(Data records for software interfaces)
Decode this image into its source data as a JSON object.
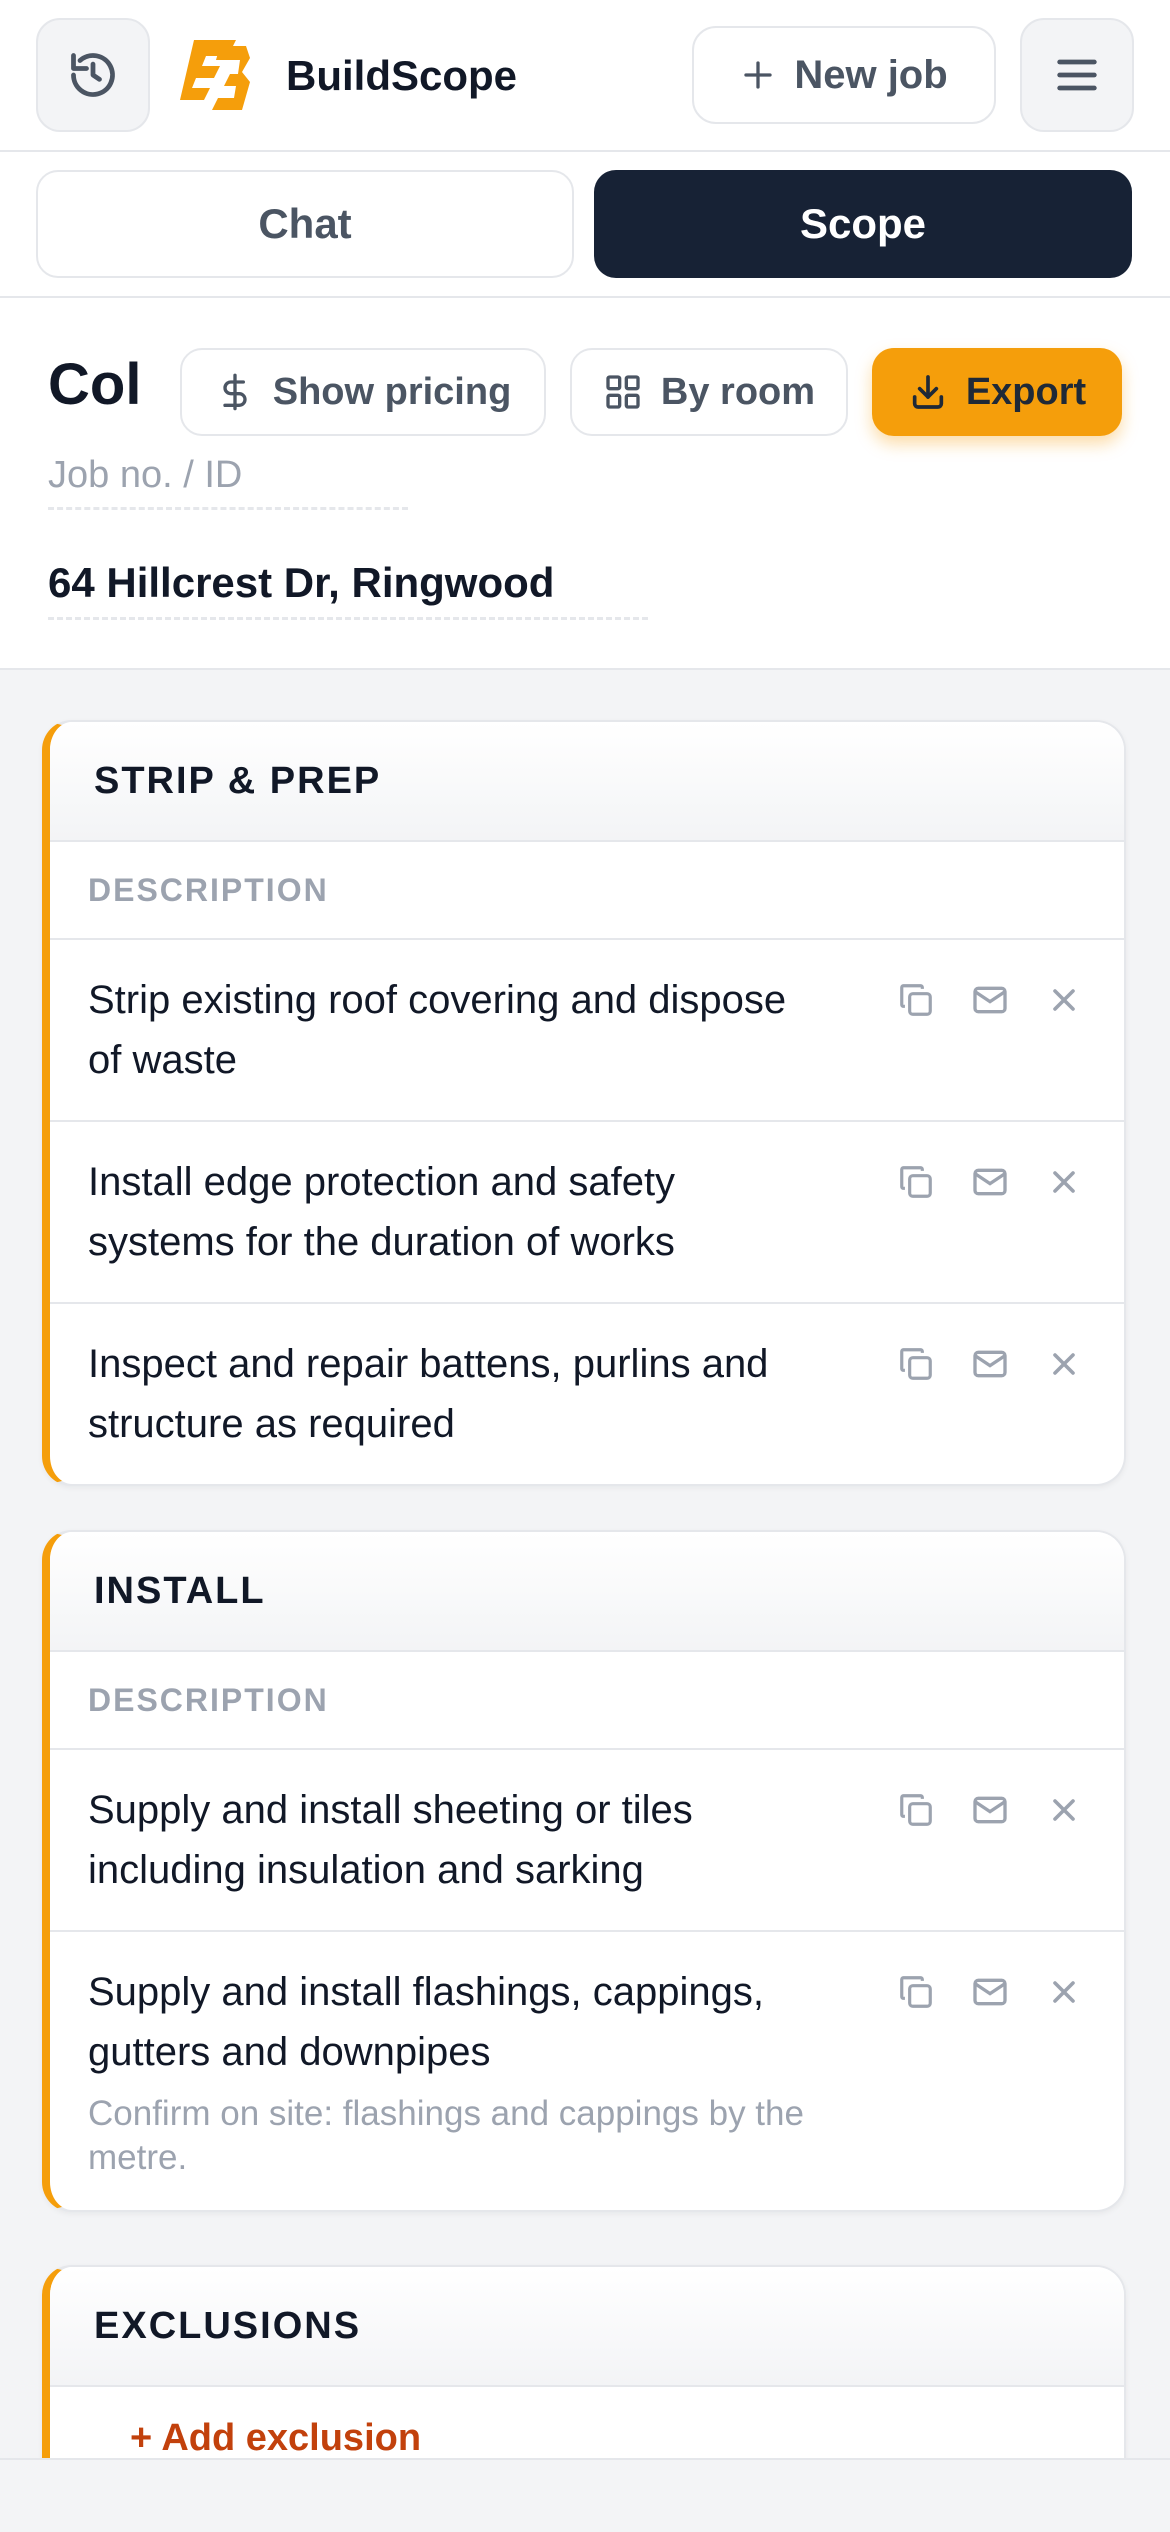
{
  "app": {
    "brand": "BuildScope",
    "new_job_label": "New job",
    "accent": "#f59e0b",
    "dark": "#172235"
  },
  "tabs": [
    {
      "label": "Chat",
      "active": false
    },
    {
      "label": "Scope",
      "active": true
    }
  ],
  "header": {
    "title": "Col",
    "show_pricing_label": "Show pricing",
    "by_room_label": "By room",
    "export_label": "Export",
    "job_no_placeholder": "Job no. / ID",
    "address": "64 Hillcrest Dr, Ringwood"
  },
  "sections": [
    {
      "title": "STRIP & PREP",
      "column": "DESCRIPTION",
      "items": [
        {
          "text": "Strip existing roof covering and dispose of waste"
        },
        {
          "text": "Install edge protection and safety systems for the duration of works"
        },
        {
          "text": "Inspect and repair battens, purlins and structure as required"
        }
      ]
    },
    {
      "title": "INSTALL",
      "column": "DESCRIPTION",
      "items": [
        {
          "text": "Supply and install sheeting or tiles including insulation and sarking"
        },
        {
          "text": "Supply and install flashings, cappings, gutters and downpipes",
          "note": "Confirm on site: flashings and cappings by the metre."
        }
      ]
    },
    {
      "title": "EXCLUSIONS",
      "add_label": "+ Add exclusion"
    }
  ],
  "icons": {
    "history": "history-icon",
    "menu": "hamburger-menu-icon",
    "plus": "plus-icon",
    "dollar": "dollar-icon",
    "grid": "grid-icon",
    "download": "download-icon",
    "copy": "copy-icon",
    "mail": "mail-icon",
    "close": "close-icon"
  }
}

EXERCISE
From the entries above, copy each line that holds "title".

EXERCISE ANSWER
    "title": "Col",
      "title": "STRIP & PREP",
      "title": "INSTALL",
      "title": "EXCLUSIONS",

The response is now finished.